Milton Field

In addition to his son, he is survived by a daughter, Lori Ellen Concilio of McDonald; two sisters, Irene Schepartz of Tallahassee, Fla., and Lois Shapiro of Pittsburgh; and two granddaughters.

Milton Field 91, who devoted his working life to codes -- first breaking Japanese codes for the U.S. Army during World War II and later developing bar codes used on consumer goods.

The Hill District native graduated at age 16 from Schenley High School in 1933 and got a job at James H. Matthews & Co., which later became Matthews International, a Pittsburgh firm whose products include stamping and marking materials.

While beginning what would become a nearly 50-year career with Matthews, Mr. Field studied printing at Connelly Trade School and later at Carnegie Institute of Technology, a predecessor to Carnegie Mellon University, where in 1940 he earned a degree in print management and graphic arts.

When Mr. Field enlisted in the Army in August 1941, he was selected to train as a code breaker for the Signal Corps and the following year was sent to New Guinea in the South Pacific.

"Bad days for the Allies. We were on the defensive with minimal forces," Mr. Field told The Pittsburgh Press in a 1978 interview. But the young soldier was on the team that decoded an intercepted message that detailed Japanese plans to attack New Guinea in early 1943. Using the advance information, Allied air forces assembled bombing crews and eventually won a major victory in the Battle of the Bismarck Sea. Mr. Field's unit received a Presidential Citation for its efforts and Mr. Field also earned three Bronze Stars during his military service, said his son, James Field of Mt. Lebanon.

Milt Field is truly one of the founding fathers of the Auto-ID industry. When the U. P. C. Symbol was introduced, Milt immediately recognized the great potential in this technology. At this time, working at Matthews International Corporation, he became a pioneer in the implementation of this technology across a wide range of applications.

Milt created the Symbol Systems business unit at Matthews, a major supplier of plates to the printing and graphics industry. This unit started out creating U. P. C. bar code symbol artwork using a labor intense method to produce the film masters. Recognizing the need for faster, more efficient and a more accurate method for producing masters, Milt worked with Perkin-Elmer Corporation (and Harry Palmer, who later founded RJS) to develop a state of the art photo-plotter (micro-densitometer) that quickly and accurately produced symbol film masters to a tolerance of ±5 microns.

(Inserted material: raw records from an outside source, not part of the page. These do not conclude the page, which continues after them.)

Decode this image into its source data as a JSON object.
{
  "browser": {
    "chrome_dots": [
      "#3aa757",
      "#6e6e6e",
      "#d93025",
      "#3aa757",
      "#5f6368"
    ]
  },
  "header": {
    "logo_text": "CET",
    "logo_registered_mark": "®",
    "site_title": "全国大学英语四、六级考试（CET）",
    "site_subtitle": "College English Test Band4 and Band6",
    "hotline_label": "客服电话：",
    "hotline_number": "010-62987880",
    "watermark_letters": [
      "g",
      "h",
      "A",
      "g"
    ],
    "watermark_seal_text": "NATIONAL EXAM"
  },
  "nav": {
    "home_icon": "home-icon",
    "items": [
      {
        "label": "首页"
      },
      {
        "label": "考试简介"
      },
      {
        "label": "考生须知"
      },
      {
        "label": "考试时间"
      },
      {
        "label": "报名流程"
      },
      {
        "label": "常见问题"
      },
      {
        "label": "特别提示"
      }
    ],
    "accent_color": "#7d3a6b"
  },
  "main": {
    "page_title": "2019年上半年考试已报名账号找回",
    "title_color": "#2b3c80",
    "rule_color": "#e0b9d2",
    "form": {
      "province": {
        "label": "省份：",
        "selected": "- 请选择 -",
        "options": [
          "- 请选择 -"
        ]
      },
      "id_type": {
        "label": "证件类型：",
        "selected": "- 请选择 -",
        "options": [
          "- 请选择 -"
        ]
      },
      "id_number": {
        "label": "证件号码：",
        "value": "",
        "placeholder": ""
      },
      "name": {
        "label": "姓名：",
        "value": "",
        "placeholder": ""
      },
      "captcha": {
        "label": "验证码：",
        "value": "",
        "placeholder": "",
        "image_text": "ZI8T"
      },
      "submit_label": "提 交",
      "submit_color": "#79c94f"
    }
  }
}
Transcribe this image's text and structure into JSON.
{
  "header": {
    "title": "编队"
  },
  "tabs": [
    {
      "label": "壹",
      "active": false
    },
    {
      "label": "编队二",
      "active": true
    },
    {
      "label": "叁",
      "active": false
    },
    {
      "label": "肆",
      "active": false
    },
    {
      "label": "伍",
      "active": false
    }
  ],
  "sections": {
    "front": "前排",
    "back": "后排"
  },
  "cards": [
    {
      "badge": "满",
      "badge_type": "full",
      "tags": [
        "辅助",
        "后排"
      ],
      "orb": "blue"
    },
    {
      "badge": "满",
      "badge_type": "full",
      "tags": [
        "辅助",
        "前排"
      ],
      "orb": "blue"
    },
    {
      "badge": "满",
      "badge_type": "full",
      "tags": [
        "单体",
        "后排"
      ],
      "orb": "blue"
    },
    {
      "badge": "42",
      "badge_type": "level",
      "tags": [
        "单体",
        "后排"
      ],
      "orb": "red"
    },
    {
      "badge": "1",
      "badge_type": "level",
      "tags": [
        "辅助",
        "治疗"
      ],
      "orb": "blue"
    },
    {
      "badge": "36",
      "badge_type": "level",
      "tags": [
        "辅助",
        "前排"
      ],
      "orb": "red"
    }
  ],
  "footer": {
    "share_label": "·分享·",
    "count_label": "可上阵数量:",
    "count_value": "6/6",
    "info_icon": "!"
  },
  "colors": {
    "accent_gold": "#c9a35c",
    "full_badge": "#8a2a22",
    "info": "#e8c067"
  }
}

Again, working with Harry Palmer, Milt obtained for Matthews the initial exclusive sales and marketing rights for the first automatic bar code verification device, the Matthews Micro-Chek (also known as the Auto-Scan). This unit was, for many years, the only device capable of verifying a film master to the ±5 microns spec.

In the mid-1970’s the U.P.C. program was struggling to become accepted. [In fact in 1976 Business Week published an article headlined ‘The Supermarket Scanner That Failed’.] Milt developed a series of educational seminars sponsored by Matthews to promote symbol source-marking to supermarket suppliers, a first for any AIDC equipment vendor. Milt championed the technology to a broad range of industries; and was particularly influential in the adoption of the U.P.C. by the magazine, recording and alcoholic beverage industries.

Because the Graphics Division of Matthews was a major supplier of plates for printing on corrugated, both in the U.S. (14 plants) and Europe, Milt was a pioneer in the development of the SCC using the Interleaved Two of Five symbology. He was a charter member of the Distribution Symbology Study Group (DSSG) that developed the specifications for the SCC, a major initial step toward the use of barcodes in logistics and warehouse management.

Milt received a BA in Graphic Arts from Carnegie Institute of Technology (latter to become Carnegie Mellon University).